(The entire section is 163 words.)
Keating works for Guy Francon, who heads the most successful architectural firm in the city. Francon has risen to the top not because of his talents, which are decidedly mediocre, but through the manipulation of others' abilities and through the development of keen sense of taste and style. Attuned to the latest trends, he gives the public what it wants, which is, when the novel opens, a reversion to the heavy ornamentation and flourishes of the classical era. His success has depended on his ability to copy that design. Although Francon is a second-hander, he does reflect positive social qualities: a sense of style and an appreciation of beauty, as his devotion to the classical age reflects. He also appreciates his daughter's independence and individuality. His ability to recognize the merit of these qualities prompts him to refuse to testify against Roark at his trial.

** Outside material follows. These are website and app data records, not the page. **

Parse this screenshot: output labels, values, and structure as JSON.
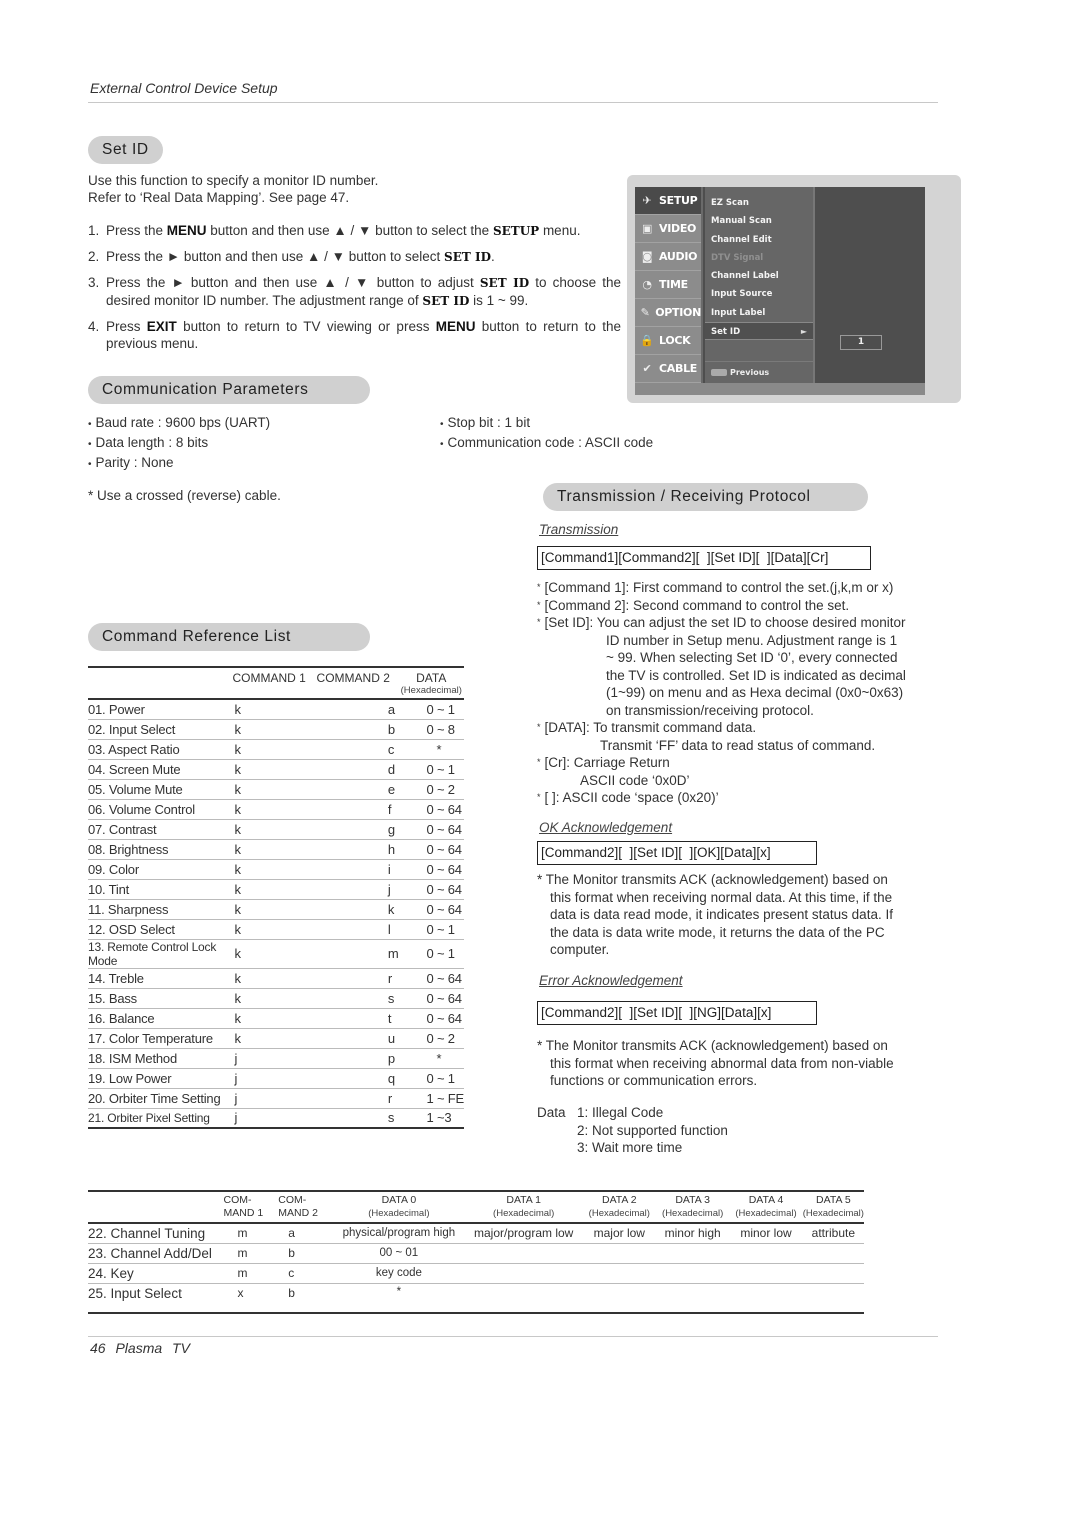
{
  "header": {
    "title": "External Control Device Setup"
  },
  "set_id": {
    "heading": "Set ID",
    "intro": [
      "Use this function to specify a monitor ID number.",
      "Refer to ‘Real Data Mapping’. See page 47."
    ],
    "steps": [
      {
        "num": "1.",
        "parts": [
          [
            "t",
            "Press the "
          ],
          [
            "b",
            "MENU"
          ],
          [
            "t",
            " button and then use ▲ / ▼ button to select the "
          ],
          [
            "sb",
            "SETUP"
          ],
          [
            "t",
            " menu."
          ]
        ]
      },
      {
        "num": "2.",
        "parts": [
          [
            "t",
            "Press the ► button and then use ▲ / ▼ button to select "
          ],
          [
            "sb",
            "SET ID"
          ],
          [
            "t",
            "."
          ]
        ]
      },
      {
        "num": "3.",
        "parts": [
          [
            "t",
            "Press the ► button and then use ▲ / ▼ button to adjust "
          ],
          [
            "sb",
            "SET ID"
          ],
          [
            "t",
            " to choose the desired monitor ID number. The adjustment range of "
          ],
          [
            "sb",
            "SET ID"
          ],
          [
            "t",
            " is 1 ~ 99."
          ]
        ]
      },
      {
        "num": "4.",
        "parts": [
          [
            "t",
            "Press "
          ],
          [
            "b",
            "EXIT"
          ],
          [
            "t",
            " button to return to TV viewing or press "
          ],
          [
            "b",
            "MENU"
          ],
          [
            "t",
            " button to return to the previous menu."
          ]
        ]
      }
    ]
  },
  "tv_menu": {
    "main_items": [
      {
        "label": "SETUP",
        "icon": "satellite-icon",
        "glyph": "✈",
        "active": true
      },
      {
        "label": "VIDEO",
        "icon": "screen-icon",
        "glyph": "▣",
        "active": false
      },
      {
        "label": "AUDIO",
        "icon": "speaker-icon",
        "glyph": "◙",
        "active": false
      },
      {
        "label": "TIME",
        "icon": "clock-icon",
        "glyph": "◔",
        "active": false
      },
      {
        "label": "OPTION",
        "icon": "wrench-icon",
        "glyph": "✎",
        "active": false
      },
      {
        "label": "LOCK",
        "icon": "padlock-icon",
        "glyph": "🔒",
        "active": false
      },
      {
        "label": "CABLE",
        "icon": "check-icon",
        "glyph": "✔",
        "active": false
      }
    ],
    "sub_items": [
      {
        "label": "EZ Scan",
        "state": "normal"
      },
      {
        "label": "Manual Scan",
        "state": "normal"
      },
      {
        "label": "Channel Edit",
        "state": "normal"
      },
      {
        "label": "DTV Signal",
        "state": "disabled"
      },
      {
        "label": "Channel Label",
        "state": "normal"
      },
      {
        "label": "Input Source",
        "state": "normal"
      },
      {
        "label": "Input Label",
        "state": "normal"
      },
      {
        "label": "Set ID",
        "state": "selected"
      }
    ],
    "previous_label": "Previous",
    "set_id_value": "1",
    "arrow": "►"
  },
  "comm_params": {
    "heading": "Communication Parameters",
    "left": [
      "Baud rate : 9600 bps (UART)",
      "Data length : 8 bits",
      "Parity : None"
    ],
    "right": [
      "Stop bit : 1 bit",
      "Communication code : ASCII code"
    ],
    "note": "* Use a crossed (reverse) cable."
  },
  "protocol": {
    "heading": "Transmission / Receiving  Protocol",
    "transmission_label": "Transmission",
    "transmission_format": "[Command1][Command2][  ][Set ID][  ][Data][Cr]",
    "bullets": [
      {
        "lines": [
          "[Command 1]: First command to control the set.(j,k,m or x)"
        ]
      },
      {
        "lines": [
          "[Command 2]: Second command to control the set."
        ]
      },
      {
        "lines": [
          "[Set ID]: You can adjust the set ID to choose desired monitor",
          "ID number in Setup menu. Adjustment range is 1",
          "~ 99. When selecting Set ID ‘0’, every connected",
          "the TV is controlled. Set ID is indicated as decimal",
          "(1~99) on menu and as Hexa decimal (0x0~0x63)",
          "on transmission/receiving protocol."
        ]
      },
      {
        "lines": [
          "[DATA]: To transmit command data.",
          "Transmit ‘FF’ data to read status of command."
        ]
      },
      {
        "lines": [
          "[Cr]: Carriage Return",
          "ASCII code ‘0x0D’"
        ]
      },
      {
        "lines": [
          "[   ]: ASCII code ‘space (0x20)’"
        ]
      }
    ],
    "ok_label": "OK Acknowledgement",
    "ok_format": "[Command2][  ][Set ID][  ][OK][Data][x]",
    "ok_note": [
      "* The Monitor transmits ACK (acknowledgement) based on",
      "this format when receiving normal data. At this time, if the",
      "data is data read mode, it indicates present status data. If",
      "the data is data write mode, it returns the data of the PC",
      "computer."
    ],
    "error_label": "Error Acknowledgement",
    "error_format": "[Command2][  ][Set ID][  ][NG][Data][x]",
    "error_note": [
      "* The Monitor transmits ACK (acknowledgement) based on",
      "this format when receiving abnormal data from non-viable",
      "functions or communication errors."
    ],
    "data_codes_label": "Data",
    "data_codes": [
      "1: Illegal Code",
      "2: Not supported function",
      "3: Wait more time"
    ]
  },
  "command_list": {
    "heading": "Command Reference List",
    "columns": [
      "",
      "COMMAND 1",
      "COMMAND 2",
      "DATA",
      "(Hexadecimal)"
    ],
    "rows": [
      [
        "01. Power",
        "k",
        "a",
        "0 ~ 1"
      ],
      [
        "02. Input Select",
        "k",
        "b",
        "0 ~ 8"
      ],
      [
        "03. Aspect Ratio",
        "k",
        "c",
        "*"
      ],
      [
        "04. Screen Mute",
        "k",
        "d",
        "0 ~ 1"
      ],
      [
        "05. Volume Mute",
        "k",
        "e",
        "0 ~ 2"
      ],
      [
        "06. Volume Control",
        "k",
        "f",
        "0 ~ 64"
      ],
      [
        "07. Contrast",
        "k",
        "g",
        "0 ~ 64"
      ],
      [
        "08. Brightness",
        "k",
        "h",
        "0 ~ 64"
      ],
      [
        "09. Color",
        "k",
        "i",
        "0 ~ 64"
      ],
      [
        "10. Tint",
        "k",
        "j",
        "0 ~ 64"
      ],
      [
        "11. Sharpness",
        "k",
        "k",
        "0 ~ 64"
      ],
      [
        "12. OSD Select",
        "k",
        "l",
        "0 ~ 1"
      ],
      [
        "13. Remote Control Lock Mode",
        "k",
        "m",
        "0 ~ 1"
      ],
      [
        "14. Treble",
        "k",
        "r",
        "0 ~ 64"
      ],
      [
        "15. Bass",
        "k",
        "s",
        "0 ~ 64"
      ],
      [
        "16. Balance",
        "k",
        "t",
        "0 ~ 64"
      ],
      [
        "17. Color Temperature",
        "k",
        "u",
        "0 ~ 2"
      ],
      [
        "18. ISM Method",
        "j",
        "p",
        "*"
      ],
      [
        "19. Low Power",
        "j",
        "q",
        "0 ~ 1"
      ],
      [
        "20. Orbiter Time Setting",
        "j",
        "r",
        "1 ~ FE"
      ],
      [
        "21. Orbiter Pixel Setting",
        "j",
        "s",
        "1 ~3"
      ]
    ]
  },
  "extended_list": {
    "columns": [
      {
        "top": "",
        "bottom": ""
      },
      {
        "top": "COM-",
        "bottom": "MAND 1"
      },
      {
        "top": "COM-",
        "bottom": "MAND 2"
      },
      {
        "top": "DATA 0",
        "bottom": "(Hexadecimal)"
      },
      {
        "top": "DATA 1",
        "bottom": "(Hexadecimal)"
      },
      {
        "top": "DATA 2",
        "bottom": "(Hexadecimal)"
      },
      {
        "top": "DATA 3",
        "bottom": "(Hexadecimal)"
      },
      {
        "top": "DATA 4",
        "bottom": "(Hexadecimal)"
      },
      {
        "top": "DATA 5",
        "bottom": "(Hexadecimal)"
      }
    ],
    "rows": [
      [
        "22. Channel Tuning",
        "m",
        "a",
        "physical/program high",
        "major/program low",
        "major low",
        "minor high",
        "minor low",
        "attribute"
      ],
      [
        "23. Channel Add/Del",
        "m",
        "b",
        "00 ~ 01",
        "",
        "",
        "",
        "",
        ""
      ],
      [
        "24. Key",
        "m",
        "c",
        "key code",
        "",
        "",
        "",
        "",
        ""
      ],
      [
        "25. Input Select",
        "x",
        "b",
        "*",
        "",
        "",
        "",
        "",
        ""
      ]
    ]
  },
  "footer": {
    "page": "46",
    "title": "Plasma TV"
  }
}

(The entire section is 147 words.)
Presenting herself as a nonconformist, Lois Cook breaks the rules of a society that she believes is trapped in conventionality. She does not try to fit standards of beauty or respectability. Yet her rebellion is shallow at heart. Instead of railing against social corruption or shoddy journalism, she instead chooses not to bathe regularly. She passes herself off as an intellectual but her writing, which breaks all the rules of grammar and form, ultimately is unintelligible.
Working class electrician Mike Donnigan refuses to be swayed by public opinion. Though possessing only an average intelligence, he recognizes the quality of Roark's work and the mediocrity of Francon's and Keating's. His friendship with Roark develops through their mutual appreciation of well-constructed buildings.
Peter Keating becomes engaged to Catherine Halsey, Toohey's niece. When Keating drops her for Dominique she turns to a life of altruism under her uncle's direction, submerging herself completely in her duty to others. As a result of giving up a sense of selfhood, she becomes a bitter old woman. By the end of the novel, she is a mean-spirited Washington bureaucrat, barking orders— "not big orders or cruel orders; just mean little ones—about plumbing and disinfectants."
Roark's benefactor, newspaper...
(The entire section is 300 words.)